Reid declined to say how much Extra Space would invest in the project because those figures have not been finalized.
A preliminary site plan for the project shows about 50 storage units on the first level of the building — ranging from 5 feet by 10 feet each to 10 feet by 30 feet — with an alley down the middle of the structure for loading and unloading. The plans include two sets of elevator bays. Specifications for the upper levels of the building have not yet been provided to the IHPC’s administrative staff.
Reid said the mix of units will cater to both downtown residents and commercial users. The project is likely to create somewhat of a headache for current tenants, who will have to relocate their items. Reid said Extra Space plans to offer customers space at some of its 15 other Indianapolis facilities.

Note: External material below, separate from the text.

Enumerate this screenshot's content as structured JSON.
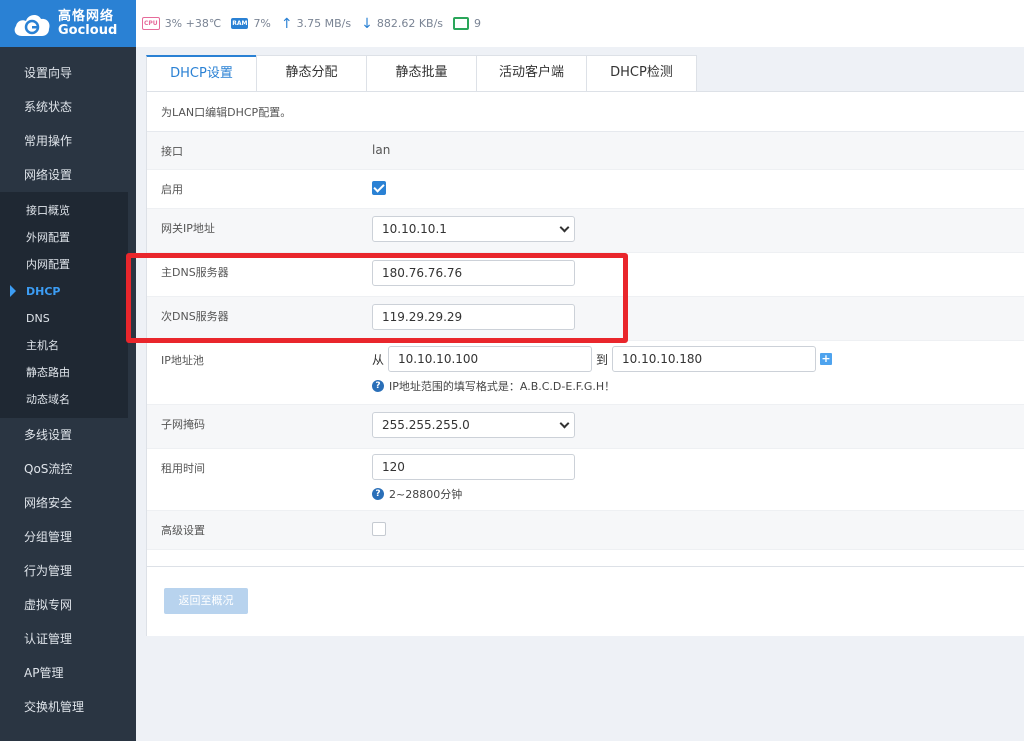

Extra Space began working with local firm Milhaus Development Inc. about a year ago on redeveloping the property, but Milhaus later recommended its own spinoff firm, Onyx+East, because the storage company was interested in adding for-sale units to the development, rather than rent-based units, said Reid.
“Together, we’re going to build a Class A property that we think is going to do really well in this downtown submarket,” he said.
Onyx+East’s portion of the Fulton Street redevelopment calls for a four-story building on the north portion of the site with 24 residential units, along with a separate attached townhome development on the western side of the property.
The upper three floors of the 51-foot residential building would each have eight flats ranging from 940 to 1,485 square feet. The first level of the building would feature a lobby, utility rooms, bike storage and a 24-space parking garage — one space for each unit.
The 15 three-story townhouses would have between 2,100 and 2,300 square feet of livable space, along with two-car garages and rooftop terraces between 340 and 375 square feet.
The townhouses would also have mechanical rooms on the roof, making the maximum height of the structure about 44 feet.
Brandon Bart, a development associate at Onyx+East, said having the Extra Space Storage building closer to the interstate (I-65/70 is a few hundred feet from the property) will shield the townhouses from much of the noise associated with traffic.
“We think that building will kind of serve as a buffer between the residential units and the interstate, both for sound and for the (aesthetic) of the development,” he said. “We’re working really well together to create something everyone wants with a cohesive design that fits the context of the area. We’re not doing our thing and they’re doing their thing — we’re looking at it as a single, collaborative project.”
Prices for the flats and for the townhouses have not yet been finalized, though Bart indicated they would all be market rate or higher. Flats in the Lockerbie area have recently sold for $250,000 or higher, while townhouses often fetch at least $400,000.
Neither Onyx+East nor Extra Space Storage plan to seek incentives, such as tax-increment financing bonds, for the development, Bart and Reid said separately.
The developers also said they plan to pay for infrastructure improvements, which include the addition of an alley linking to Michigan Street and rights-of-way from Fulton and Davidson streets. Reid said Extra Space will be responsible for maintaining the roadways.
The companies hope to clear city hurdles by next year’s third quarter, with plans to begin demolition and construction immediately after. The new storage facility could be operational by mid-2021, he said.
Bart said the buildout time for the flats and the townhouses will likely last until mid-2022.
Indianapolis-based Rottman Collier Architects Inc. is the designer of the project.